6 Ways To Improve Children’s Learning Skills Outside School
Your children’s education should be more than getting straight A’s or enhancing their memorization skills. Education isn’t only limited inside the school premises. Instead, their learning must also continue even outside the classroom. You can motivate your child to keep learning everywhere, everyday. It’s a lifetime pursuit that continues even when they’re older.
Learning skills are practices one can utilize to be successful in life. But how can you foster the importance of learning so children embrace it with a positive attitude? To get started, here are six ways you can help improve your children’s learning skills outside the school:
1. Feed Their Curiosity Through Sunday School
You can encourage your kids to participate in Sunday school sessions during the weekend. Sunday school is full of unique stories that pique most children’s curiosity, a factor in enhancing their creative skills. They will be introduced to Sunday school teaching materials that they wouldn’t normally see in their regular school. Examples are worship storybooks, mystery puzzles, and temple crafts.
The more children are exposed to storytelling, the more they develop their imagination and creativity.
2. Hit Multiple Learning Skills With Baseball
Starting at age seven, your kids can be signed up for your neighborhood’s baseball program. This is a great sport to help kids improve their motor skills while get much needed exercise. But it doesn’t end there. Baseball touches a lot of life skills and learning skills including teamwork, situation analysis (assessing challenges and opportunities in the field), and decision-making (whether or not to commit interference).
Strategy development (researching and analyzing for potential ways to win in future matches) can be introduced to children who’s inclined to watch footages of their game play. This can also be applied to other team sports your kiddos are interested in, such as basketball, soccer, and hockey.
3. Organize A Day For A Food Factory Tour
If there’s a food factory nearby, and if they conduct tours to their production facility, grab the chance to visit. Kids will love candy and chocolate factories, but you can also consider tours offered by makers of other food products. Factories have equipment and setup that kids don’t typically see. And when they get to see how the chocolates are made, with precision, timing, and speed, they are indirectly introduced to a handful of organizational skills.
Organizational skills are habits that make one’s performance of tasks effective and efficient. The concept may still be very new to children but watching the systematic production at work at the factories may give them insights into many components of this skill set. Example components are time management (prioritizing activities), schedule planning (putting tasks in the most practical sequence possible), and productivity (getting things done).
4. Solve Puzzles At A Toy Convention
Did you like playing with interlocking plastic bricks as a child? Your kids may do, too! If there is a major convention or even just a private fair of this particular toy in your area, you can definitely head out there with the whole family. Building blocks and bricks teaches a couple of learning skills to children.
Creative abilities they can enhance are problem-solving, innovation, open-mindedness, and repurposing (coming up with many uses of a particular thing). Critical thinking skills they’ll start applying can be paying attention to detail and thinking analytically. By teaching them these 21st century skill sets, you can put them on a path to becoming sought-after professionals when they become adults.

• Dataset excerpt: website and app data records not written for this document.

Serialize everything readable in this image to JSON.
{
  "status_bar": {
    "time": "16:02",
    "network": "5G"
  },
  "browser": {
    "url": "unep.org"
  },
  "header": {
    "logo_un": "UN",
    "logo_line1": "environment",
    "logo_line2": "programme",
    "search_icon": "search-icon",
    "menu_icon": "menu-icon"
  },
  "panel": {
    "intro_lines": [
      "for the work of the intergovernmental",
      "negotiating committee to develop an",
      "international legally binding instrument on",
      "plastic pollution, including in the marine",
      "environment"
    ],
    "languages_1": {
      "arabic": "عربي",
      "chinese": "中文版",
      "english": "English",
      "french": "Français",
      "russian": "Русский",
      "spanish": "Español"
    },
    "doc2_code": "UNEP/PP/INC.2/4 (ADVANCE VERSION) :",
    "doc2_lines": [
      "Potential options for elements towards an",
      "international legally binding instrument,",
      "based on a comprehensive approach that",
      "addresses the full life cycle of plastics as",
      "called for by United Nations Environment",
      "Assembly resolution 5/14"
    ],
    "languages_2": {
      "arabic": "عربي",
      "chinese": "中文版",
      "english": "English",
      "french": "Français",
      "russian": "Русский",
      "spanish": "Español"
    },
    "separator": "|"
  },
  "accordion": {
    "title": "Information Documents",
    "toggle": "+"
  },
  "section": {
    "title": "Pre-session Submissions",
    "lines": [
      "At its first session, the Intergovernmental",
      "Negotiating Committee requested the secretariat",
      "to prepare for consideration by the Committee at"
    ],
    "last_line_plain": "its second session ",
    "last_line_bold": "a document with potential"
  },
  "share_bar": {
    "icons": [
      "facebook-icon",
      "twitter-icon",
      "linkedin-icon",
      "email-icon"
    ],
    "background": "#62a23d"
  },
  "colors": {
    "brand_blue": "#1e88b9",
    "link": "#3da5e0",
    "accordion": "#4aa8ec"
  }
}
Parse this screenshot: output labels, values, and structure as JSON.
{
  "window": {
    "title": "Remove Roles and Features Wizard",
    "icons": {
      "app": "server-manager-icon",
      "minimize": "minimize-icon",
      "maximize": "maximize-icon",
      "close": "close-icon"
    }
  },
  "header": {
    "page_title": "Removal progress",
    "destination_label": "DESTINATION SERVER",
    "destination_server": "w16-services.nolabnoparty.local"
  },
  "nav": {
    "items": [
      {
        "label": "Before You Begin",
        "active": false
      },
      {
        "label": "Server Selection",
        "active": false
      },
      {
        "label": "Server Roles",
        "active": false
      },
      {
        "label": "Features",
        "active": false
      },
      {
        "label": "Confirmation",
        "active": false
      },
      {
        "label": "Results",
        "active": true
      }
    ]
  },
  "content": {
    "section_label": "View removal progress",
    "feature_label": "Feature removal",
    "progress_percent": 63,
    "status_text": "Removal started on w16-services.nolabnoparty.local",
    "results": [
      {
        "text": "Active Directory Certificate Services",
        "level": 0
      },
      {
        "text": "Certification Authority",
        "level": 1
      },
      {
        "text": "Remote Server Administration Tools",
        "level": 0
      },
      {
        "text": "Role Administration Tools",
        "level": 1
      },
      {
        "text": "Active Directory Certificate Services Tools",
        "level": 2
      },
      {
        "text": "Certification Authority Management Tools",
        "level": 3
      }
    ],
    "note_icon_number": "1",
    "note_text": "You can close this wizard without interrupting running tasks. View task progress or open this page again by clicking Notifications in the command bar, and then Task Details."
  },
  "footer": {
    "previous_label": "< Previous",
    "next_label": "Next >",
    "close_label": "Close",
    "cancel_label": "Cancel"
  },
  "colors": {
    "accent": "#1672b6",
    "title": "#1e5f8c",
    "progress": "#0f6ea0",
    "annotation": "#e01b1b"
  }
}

5. Find Meaning In Pet Shops And Volunteer Work
Put a cat in a child’s arms and watch that kiddo’s face light up. A dog can have the same effect. Bringing your children to the nearby pet shop can strengthen your kids’ connection to others. The same can be said about volunteer work. Look up age-appropriate volunteer programs in your area.
Examples are cleaning up around the neighborhood, supervised working at soup kitchens, homeless shelters, and animal sanctuaries, and teaching other children if your kiddo is academically inclined. Allowing your kids to have these experiences early on will reinforce their communication skills, two of which are empathy and respect. Aside from these, working with their peers and adults teaches them reliability, task delegation, and engagement. These are significant collaboration skills they can continue to train in themselves as they grow to adulthood.

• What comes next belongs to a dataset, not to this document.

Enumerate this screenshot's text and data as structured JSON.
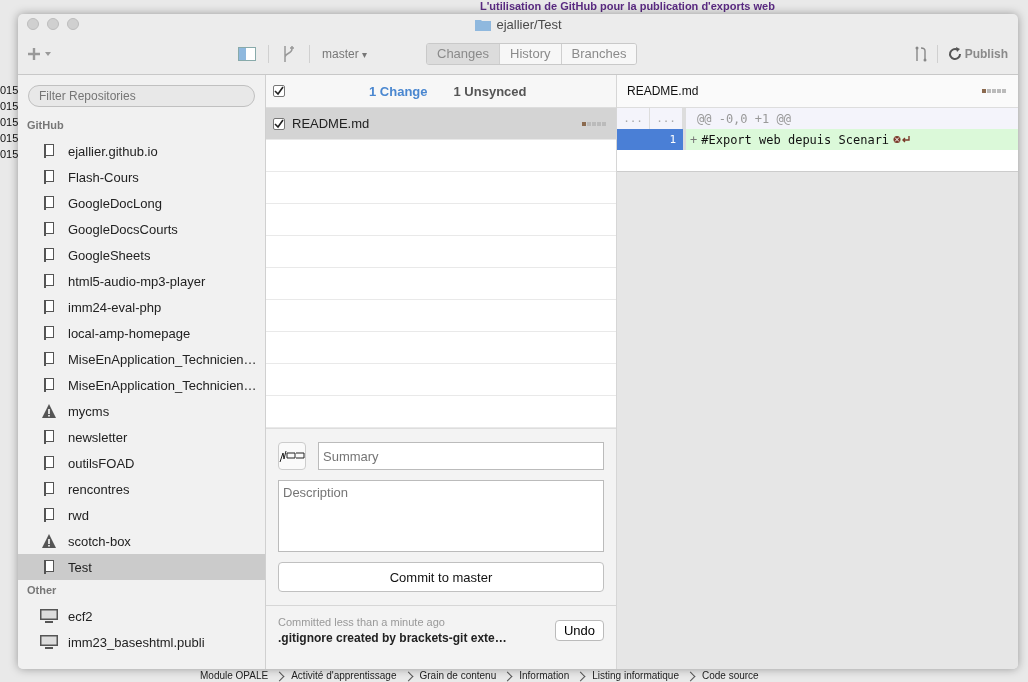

6. Gaining Higher Order Thinking Skills At The Library
A child comes out to this world, and they start to have unique personalities. If your elementary schooler is the reading type, spend time with them at the library. They’ll feel quite at home in the quietude of its halls. Let them go to the books they’re interested in, with your supervision, of course. Pick something you like, too, so you can sit beside them while both of you silently read on your own. Or read the same book softly together, if possible.
Reading at a young age gives a lot of benefits not only in terms of expanding your kiddo’s vocabulary, diction, and perspective, but also in higher order thinking skills. Examples of components within this latter skill set are critical thinking (questioning the truth of concepts), inferencing (using reason to get to conclusions), and evaluation (testing the credibility of claims). All are important learning skills.
Learning is a never-ending journey, and it’s something everyone should do. With these tips, you can create an environment that will stimulate your children to keep learning and stay curious.